Happy Saturday y'all! Below, I have rounded up some things for you to think about this weekend:
1. In a few nights (Sunday and Monday—the 13th and 14th of November) we will have the opportunity to see the largest supermoon since 1948. It has been 68 years since the moon has come this close to the Earth, and it won't be this close again for another 18 years. The supermoon, also known as a "perigee moon", will be roughly 30,000 miles closer to Earth and will appear to be up to 14% bigger and 30% brighter than normal. If you're on the East Coast of the United States, the best times to view the moon will be toward the end of the night—right before dawn. But if Sunday night is cloudy, you can try again on Monday. And you won't need a telescope (although it would come in handy) because you'll be able to see the supermoon with your bare eyes.
2. Although we've known for a while that smoking cigarettes is harmful to human health, a new study has been released that found that a pack-a-day smoker typically produces about 333 DNA mutations per year, and only about half of them are in the lungs. Other mutations have been found in the larynx, pharynx, mouth, bladder, and liver. Although many of these mutations are harmless, each year of smoking initiates new gene damage that could lead to cancer.

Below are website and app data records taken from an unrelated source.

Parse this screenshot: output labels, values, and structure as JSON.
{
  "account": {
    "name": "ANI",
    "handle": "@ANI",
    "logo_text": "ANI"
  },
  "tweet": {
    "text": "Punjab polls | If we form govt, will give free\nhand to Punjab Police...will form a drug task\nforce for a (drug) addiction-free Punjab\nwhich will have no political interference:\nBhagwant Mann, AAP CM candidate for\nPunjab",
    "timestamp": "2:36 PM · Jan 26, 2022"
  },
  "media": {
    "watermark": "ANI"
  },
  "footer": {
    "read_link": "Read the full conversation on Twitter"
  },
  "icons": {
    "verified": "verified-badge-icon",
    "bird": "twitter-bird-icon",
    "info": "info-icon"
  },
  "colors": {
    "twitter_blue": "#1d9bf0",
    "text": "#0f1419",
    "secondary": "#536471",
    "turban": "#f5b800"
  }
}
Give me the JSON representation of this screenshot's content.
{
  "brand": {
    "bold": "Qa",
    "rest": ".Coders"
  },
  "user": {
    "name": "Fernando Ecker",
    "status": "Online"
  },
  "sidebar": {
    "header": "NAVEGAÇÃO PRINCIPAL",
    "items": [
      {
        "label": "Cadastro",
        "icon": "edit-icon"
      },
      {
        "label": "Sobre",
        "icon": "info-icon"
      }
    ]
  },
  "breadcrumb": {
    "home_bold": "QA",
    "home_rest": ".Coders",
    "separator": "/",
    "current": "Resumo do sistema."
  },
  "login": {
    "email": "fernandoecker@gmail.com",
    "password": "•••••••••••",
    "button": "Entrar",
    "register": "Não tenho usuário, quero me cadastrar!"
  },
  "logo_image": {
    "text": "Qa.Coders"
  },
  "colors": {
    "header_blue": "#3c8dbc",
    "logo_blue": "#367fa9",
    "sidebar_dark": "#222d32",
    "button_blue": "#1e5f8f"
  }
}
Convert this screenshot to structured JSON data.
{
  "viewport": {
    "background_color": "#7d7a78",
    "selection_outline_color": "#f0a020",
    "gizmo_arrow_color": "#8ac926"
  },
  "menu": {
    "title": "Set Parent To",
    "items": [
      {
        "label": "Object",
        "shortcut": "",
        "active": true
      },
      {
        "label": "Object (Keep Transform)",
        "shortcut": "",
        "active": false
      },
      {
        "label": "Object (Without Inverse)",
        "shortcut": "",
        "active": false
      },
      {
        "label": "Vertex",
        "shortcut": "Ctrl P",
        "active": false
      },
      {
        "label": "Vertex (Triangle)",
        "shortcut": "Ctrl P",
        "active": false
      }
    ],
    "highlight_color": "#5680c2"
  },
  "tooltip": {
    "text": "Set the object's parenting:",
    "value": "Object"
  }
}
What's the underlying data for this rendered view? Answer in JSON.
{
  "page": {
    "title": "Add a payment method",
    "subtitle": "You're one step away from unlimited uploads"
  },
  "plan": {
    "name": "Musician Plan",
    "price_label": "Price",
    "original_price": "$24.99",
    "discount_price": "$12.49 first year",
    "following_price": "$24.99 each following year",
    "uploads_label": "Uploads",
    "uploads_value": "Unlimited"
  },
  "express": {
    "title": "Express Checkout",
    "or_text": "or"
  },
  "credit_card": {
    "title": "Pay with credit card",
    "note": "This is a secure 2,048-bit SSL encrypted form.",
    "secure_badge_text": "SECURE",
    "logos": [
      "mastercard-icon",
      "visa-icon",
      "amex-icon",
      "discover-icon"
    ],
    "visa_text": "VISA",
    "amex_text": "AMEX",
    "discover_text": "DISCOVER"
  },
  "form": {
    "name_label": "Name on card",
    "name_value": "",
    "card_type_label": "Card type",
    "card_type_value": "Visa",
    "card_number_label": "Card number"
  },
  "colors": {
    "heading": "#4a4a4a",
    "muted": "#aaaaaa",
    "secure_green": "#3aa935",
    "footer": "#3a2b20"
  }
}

Even though the study does not explain exactly how cancer is developed from smoking, it does shed some light on why smokers often develop cancer in areas of the body that don't come in direct contact with smoke, like the bladder. If you haven't started smoking, please don't. And if you are a current smoker, please consider quitting for your health and the health of others.
3. Driving cross-country in an electric vehicle comes with a unique challenge—finding a place that has a charging station to charge the car. The Department of Transportation announced plans to create 48 electric vehicle charger "corridors" in U.S. highways in 35 states, covering approximately 25,000 miles. Stations will be installed every 50 miles and states will use uniform signage to let drivers know when a station is located off of the next exit. However, one thing missing from the plan is a defined timetable, which means it could be years before these stations exist—if they are built at all. Still, the fact that the government is aware of and considering possible solutions to this problem is hopeful.
4. Humans have become increasingly distanced from the food that they consume. According to a map recently released by the International Center for Tropical Agriculture, many of the origins of foods that we believe to be true turn out to be incorrect. For example, apples are often thought of as an American food, but they actually originated in Europe and Asia. And while today's coffee beans may be grown in Central and South America, the crop originated in Africa. Today's global food system is more interdependent than it ever has been, which will be a strength against future threats like climate change, pests, and diseases. If you'd like to get closer to your food, I would suggest visiting a local farm, shopping at farmers' markets, or growing your own garden.
That's all for this week's edition of Weekend Thoughts. Until next week, keep thinking wilder.